Pope Francis has sent a message to a meeting of the Christian Workers’ Movement in the Spanish city of Segovia, in which he has urged the Church to accompany people struggling on the margins of the economy.
Members of the Christian Workers’ Movement of the Spanish Catholic Action (HOAC) gathered 12th-15th August in the Spanish city of Segovia for their 14th General Assembly.
Pope Francis sent his encouragements in a message to participants in the HOAC meeting, which bore the theme “Building Bridges, Tearing Down Walls: The Church in the World of Work Weaving Bonds of Fraternity”.
Work founded in human dignity
In his message, the Pope expressed his appreciation for the organisation’s dedication to helping the Church accompany Catholics in the workforce.
Recalling his words in Evangelii Gaudium, he noted that work is “an essential component of life and human dignity”.
“Work is not simply a productive activity, but a means by which we cooperate with God in the work of creation and realize ourselves as human beings,” he said.
The Pope added that human labor helps us to be “co-creators and to participate in building a more just and fraternal world.”
Church’s solidarity amid joblessness
Pope Francis went on to reflect on the Church’s mission to walk with people in all aspects of their lives, including participation in the workforce.
He said the Church especially needs to accompany people who are on the peripheries of the world of work.
“Our commitment cannot be limited to isolated speeches or actions,” he said, “but must be a constant witness of solidarity and support to people in situations of labor and social vulnerability.”
The Church’s mission with workers, he added, includes being close to people who have lost their jobs or suffer from a lack of employment opportunities.
Christians cannot remain enclosed in the walls of our church buildings, he urged, inviting everyone to reach out actively to those in need and to seek “just and lasting solutions” to job insecurity.
Weaving bonds of fraternity
The Pope lamented the fact that unemployment continues to affect many families, saying the Church bears the responsibility of standing in solidarity with “people who face despair and exclusion due to joblessness.”
He concluded his message by encouraging the members of Catholic Action to “weave bonds of fraternity, bear the light of the Gospel, and build a more just society.
“I urge you to continue to be God’s people in the midst of working life, and to continue to weave stories of love and solidarity,” concluded Pope Francis. “The Church needs you.”

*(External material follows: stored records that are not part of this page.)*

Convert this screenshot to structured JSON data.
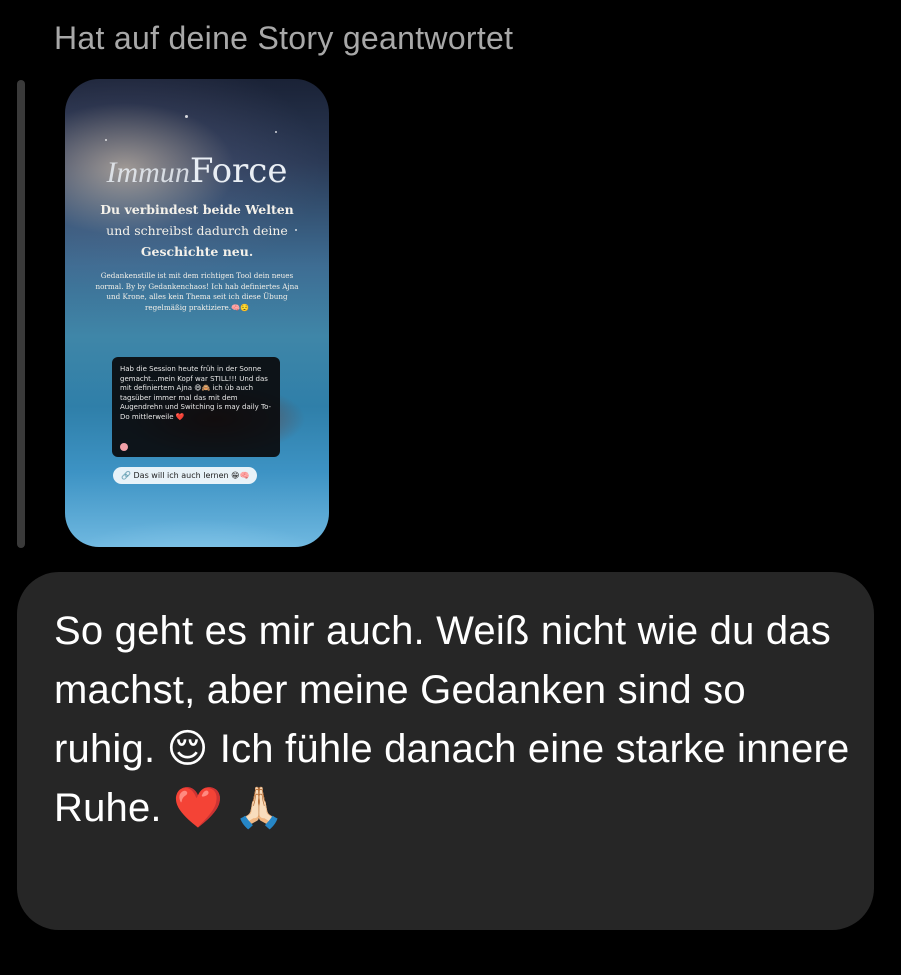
{
  "header": {
    "text": "Hat auf deine Story geantwortet"
  },
  "story": {
    "title_script": "Immun",
    "title_main": "Force",
    "sub_line1": "Du verbindest beide Welten",
    "sub_line2": "und schreibst dadurch deine",
    "sub_line3": "Geschichte neu.",
    "body": "Gedankenstille ist mit dem richtigen Tool dein neues normal. By by Gedankenchaos! Ich hab definiertes Ajna und Krone, alles kein Thema seit ich diese Übung regelmäßig praktiziere.🧠😌",
    "card_text": "Hab die Session heute früh in der Sonne gemacht...mein Kopf war STILL!!! Und das mit definiertem Ajna 😄🙈 ich üb auch tagsüber immer mal das mit dem Augendrehn und Switching is may daily To-Do mittlerweile ❤️",
    "link_text": "🔗 Das will ich auch lernen 😁🧠"
  },
  "message": {
    "text": "So geht es mir auch. Weiß nicht wie du das machst, aber meine Gedanken sind so ruhig. 😌 Ich fühle danach eine starke innere Ruhe. ❤️ 🙏🏻"
  },
  "colors": {
    "background": "#000000",
    "bubble": "#262626",
    "header_text": "#a8a8a8",
    "message_text": "#ffffff"
  }
}
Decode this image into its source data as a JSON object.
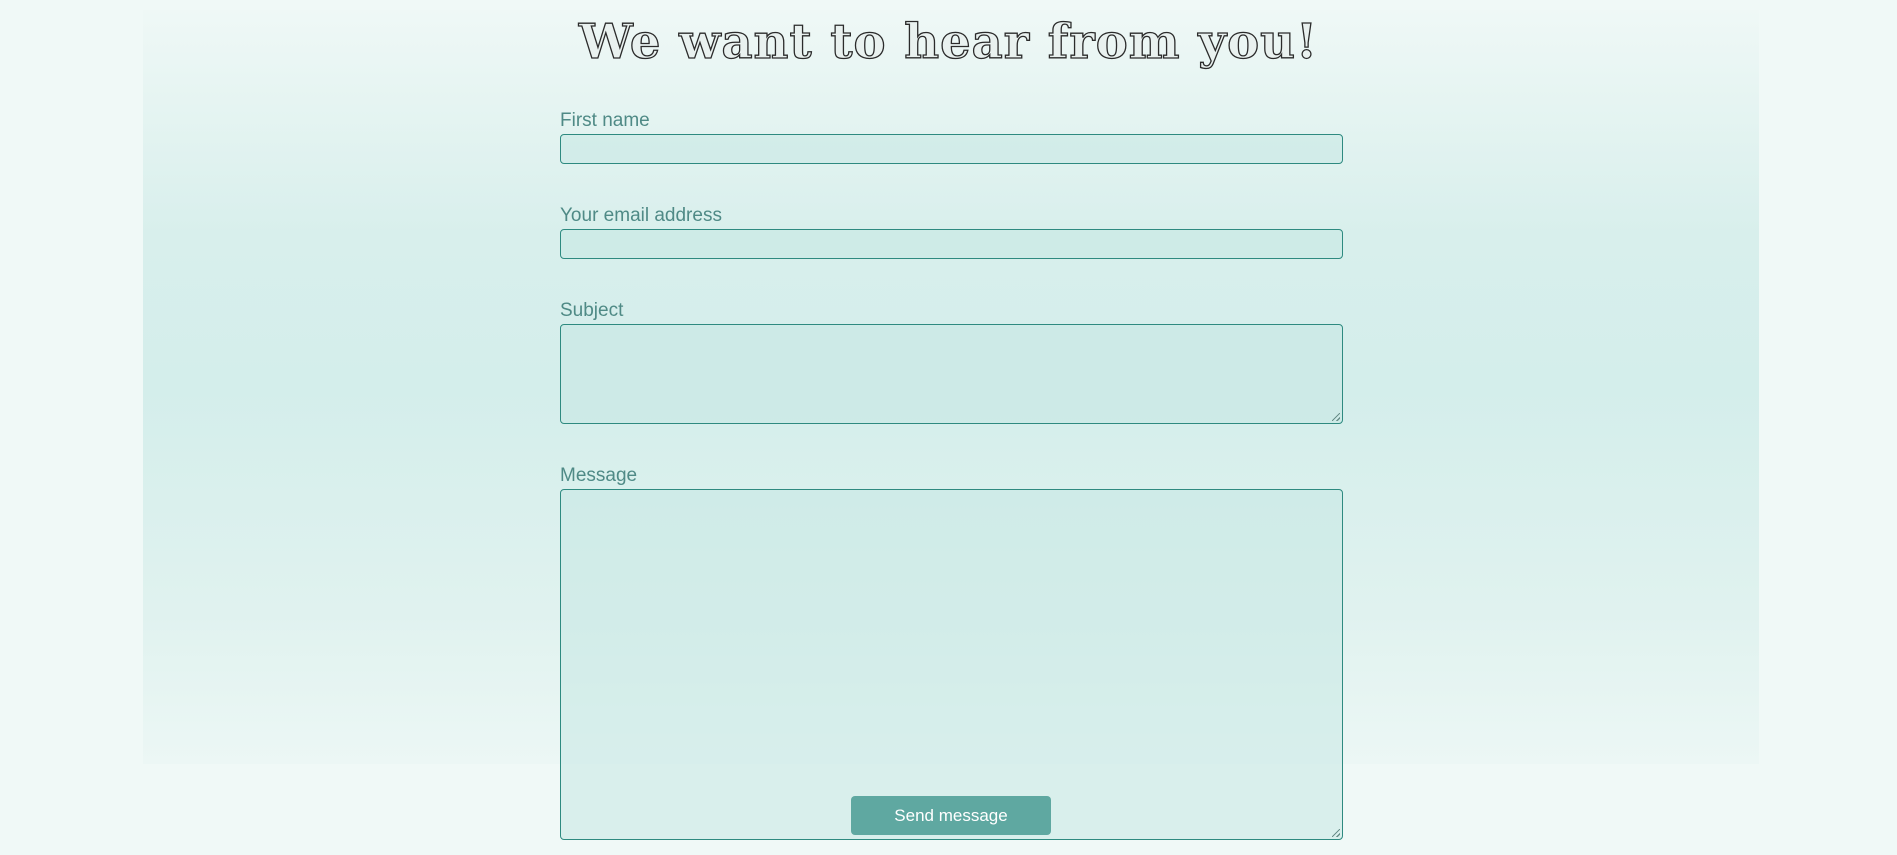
{
  "page": {
    "headline": "We want to hear from you!"
  },
  "form": {
    "first_name_label": "First name",
    "email_label": "Your email address",
    "subject_label": "Subject",
    "message_label": "Message",
    "first_name_value": "",
    "email_value": "",
    "subject_value": "",
    "message_value": "",
    "submit_label": "Send message"
  },
  "colors": {
    "accent": "#5fa8a1",
    "field_border": "#2e8a80",
    "label_text": "#4f8a86",
    "background": "#f0f9f7"
  }
}
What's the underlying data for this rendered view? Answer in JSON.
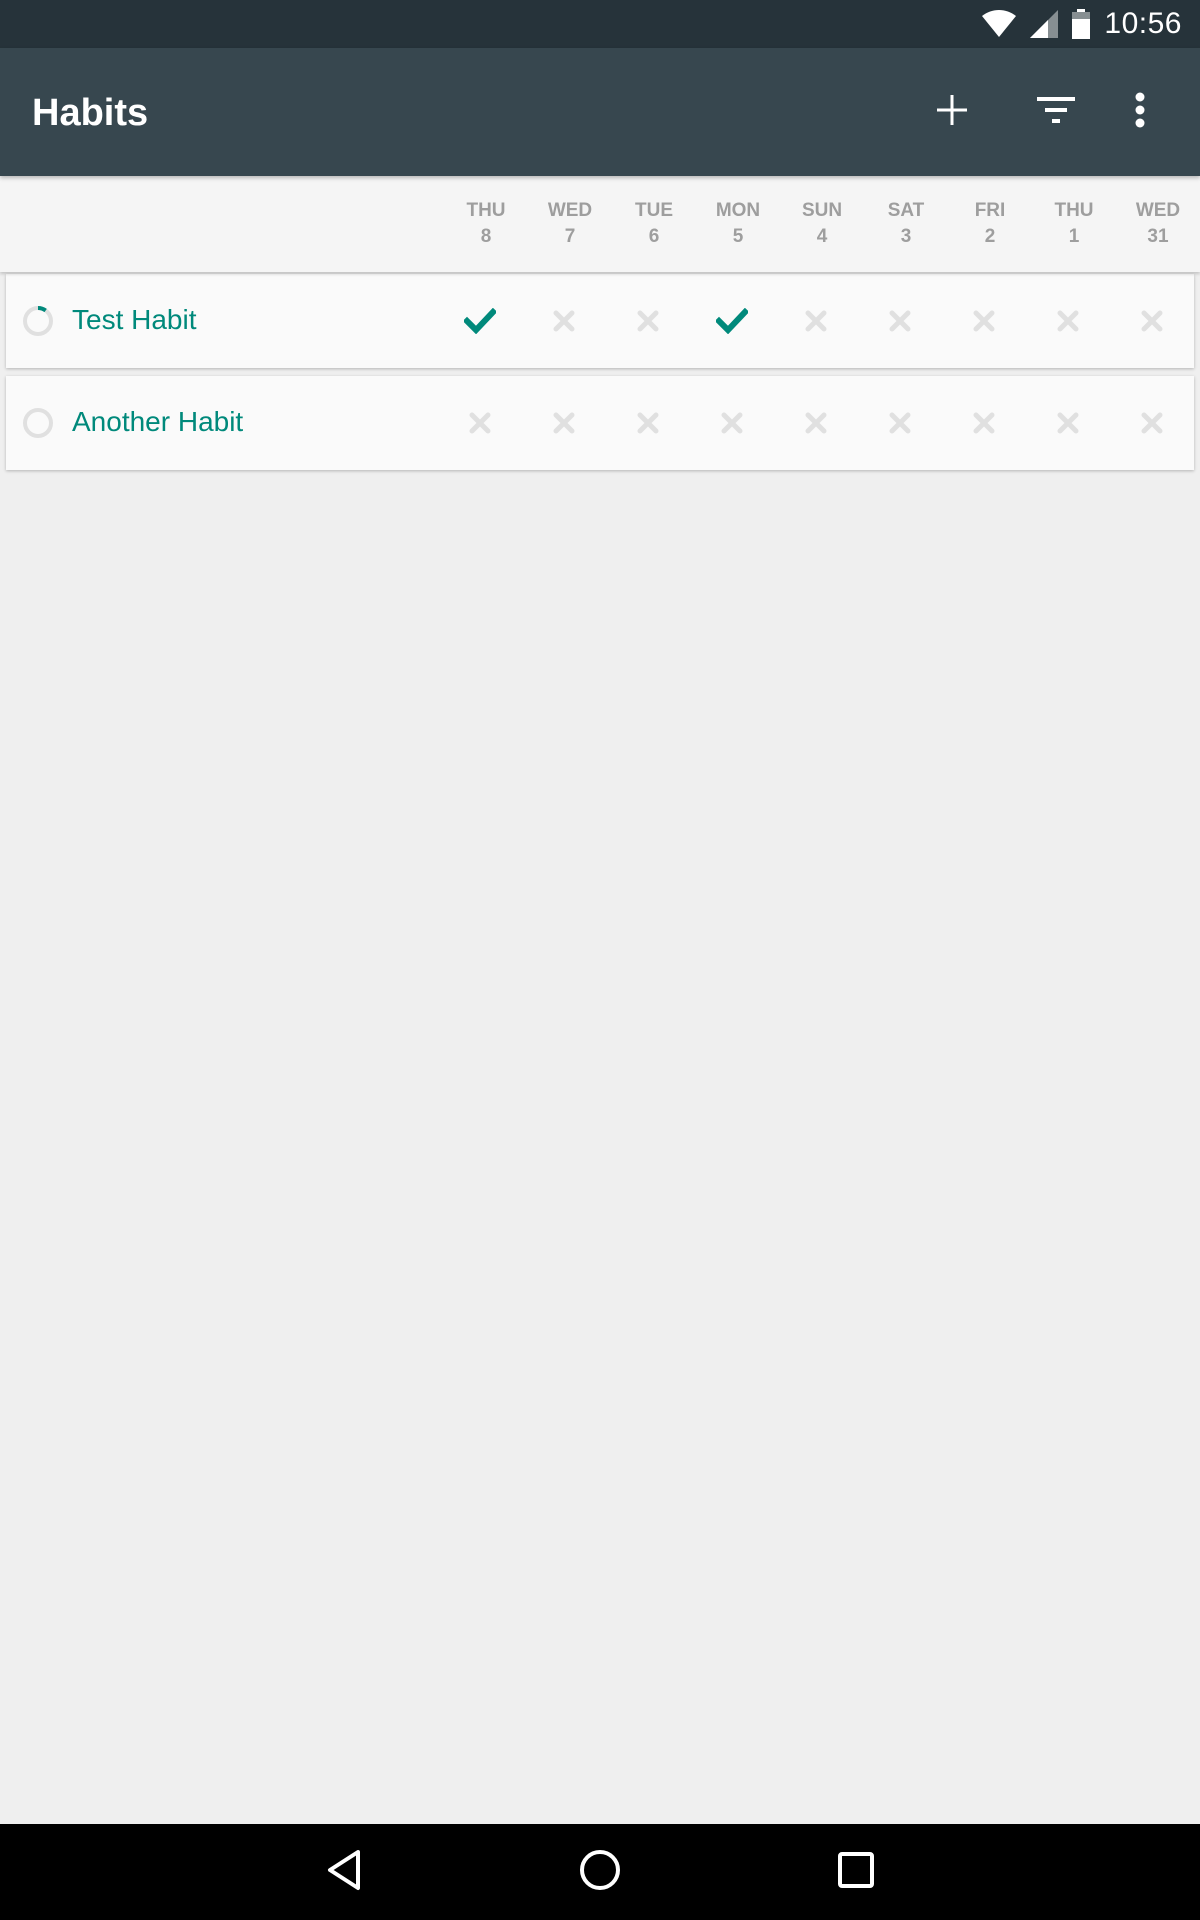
{
  "status_bar": {
    "time": "10:56"
  },
  "app_bar": {
    "title": "Habits"
  },
  "days": [
    {
      "weekday": "THU",
      "date": "8"
    },
    {
      "weekday": "WED",
      "date": "7"
    },
    {
      "weekday": "TUE",
      "date": "6"
    },
    {
      "weekday": "MON",
      "date": "5"
    },
    {
      "weekday": "SUN",
      "date": "4"
    },
    {
      "weekday": "SAT",
      "date": "3"
    },
    {
      "weekday": "FRI",
      "date": "2"
    },
    {
      "weekday": "THU",
      "date": "1"
    },
    {
      "weekday": "WED",
      "date": "31"
    }
  ],
  "habits": [
    {
      "name": "Test Habit",
      "score": 0.1,
      "checks": [
        true,
        false,
        false,
        true,
        false,
        false,
        false,
        false,
        false
      ]
    },
    {
      "name": "Another Habit",
      "score": 0,
      "checks": [
        false,
        false,
        false,
        false,
        false,
        false,
        false,
        false,
        false
      ]
    }
  ],
  "colors": {
    "accent": "#00897b",
    "appbar": "#37474f",
    "statusbar": "#26333a",
    "unchecked": "#e0e0e0"
  }
}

HOAC 14th General Assembly
Over 800 people from 41 dioceses across Spain attended the General Assembly in Segovia.
Participants, who including archbishops, bishops and members of the movement, met to discuss and make decisions regarding the challenges, priorities and proposals of HOAC for the next six years.
The movement seeks to reflect a Christian view of reality while confronting the challenges facing the Church in a world burdened by social malaise, inequality, and injustice that particularly affect the workforce.